(Lass of Roch Royal, Love Gregor) 18th C
Oh I will build a bonny boat
And I will sail the sea
And I will gang tae Lord Gregory
Since he canna come hame tae me
Oh open the door, Lord Gregory
Oh open and let me in
For the wind blaws through my yellow hair
And the rain draps ower my chin
When the cock had crawen
And the day did dawn
And the sun began tae peep
Then up and rase Lord Gregory
And sair, sair, did he weep
Oh I hae dreamed a dream, mither
I hope it may prove true
That the bonny lass o Lochryan
Was at the yett e'en noo
Oh, cherry, cherry was her cheek
And gowden was her hair
But clay-cauld were her rosy lips
Nae spark o life was there
Oh wae betide my cruel mither,
An ill death may she dee,
She turned fair Annie fae the door
Wha died o love for me
E’en noo: just now
Wae betide: may misery overtake; bad luck to
This ballad was brought to Sangschule by Christine Kydd. It was included in her CD Dark Pearls and her note there says:
“This is a ‘parlour’ version of a much greater ballad sometimes known as ‘The Lass of Roch Royal’ (Child collection no.76). I adore the haunting melody. One of my students pointed this short version out to me – a lovely singer, Linda Gilligan.”

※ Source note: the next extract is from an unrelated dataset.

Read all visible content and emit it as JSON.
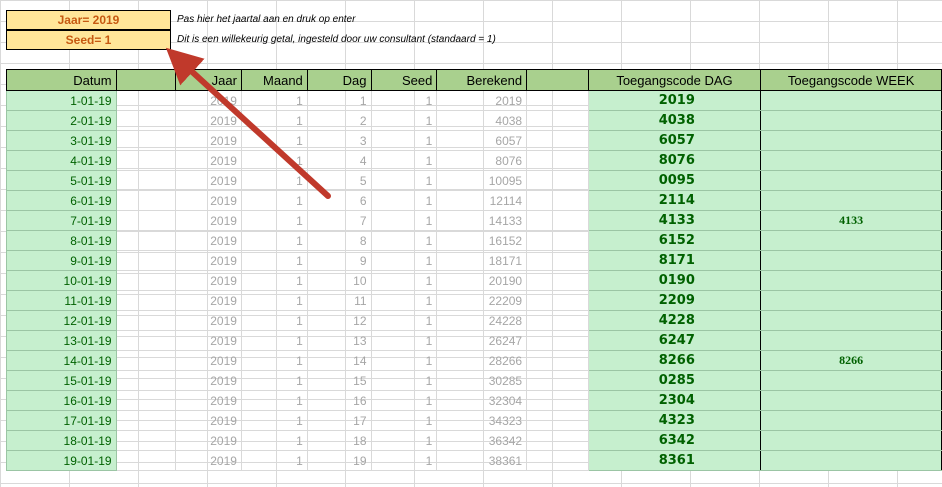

Paddie Bell sang this short version in a recording called The Corrie Folk Trio and Paddie Bell (1965).
The longer story usually opens with verses asking who will shoe Annie’s foot, who will glove her hand, and who will comb her hair until Lord Gregory comes home – familiar questions from verses that “float” into other songs, and have no connection with the ballad – according to MacColl and Seeger in Travellers’ Songs from England and Scotland.
In the big ballad, fair Annie sets out by sea either pregnant or with their baby son to find Lord Gregory. Lord Gregory’s mother comes to the door, and answers cruelly in her son’s voice, accusing Annie of being a witch. In Scottish Ballads, Emily Lyle comments that it seems the mother is the witch, using supernatural power to mimic her son’s voice. In that version, Lord Gregory wakes, hears what has happened, and goes down to the shore and shouts to Annie, out in the boat on a wild sea, But ay the louder he cried Annie / The louder roared the sea. The boat capsizes and Annie’s dead body is washed up at his feet, But her young son raise no more.
The ballad had probably been in circulation before the 1750s because a later 18th century manuscript version was already “obviously disordered by traditional transmission” according to Bronson, quoted in Travellers’ Songs from England and Scotland p.72 edited by MacColl and Seeger.
It appears in Scott’s Minstrelsy of the Scottish Border as “The Lass o’ Lochryan”. Scott says: “Lochryan, whence this ballad probably derives its name, lies in Galloway. The lover, who, if the story be real, may be supposed to have been detained by sickness, is represented, in the legend, as confined by fairy charms in an enchanted castle situated in the sea. The ruins of ancient edifices are still visible on the summits of most of those small islands, or rather insulated rocks, which lie along the coast of Ayrshire and Galloway; as Ailsa and Big Scaur.”
Another possible connection with Galloway is the opinion of William Stenhouse that the tune was “a very ancient Gallowegian melody” (Illustrations of the Lyric Poetry and Music of Scotland) but James Duncan was not so sure, saying “ If so, it is not now in traditional form.”
Versions appear in the Greig-Duncan Collection, Vol. 6, No.1226. Duncan said that only one tune for the ballad seemed to have been in print, in Johnson’s Musical Museum, No.5 (1787). This is the same tune that Christine used.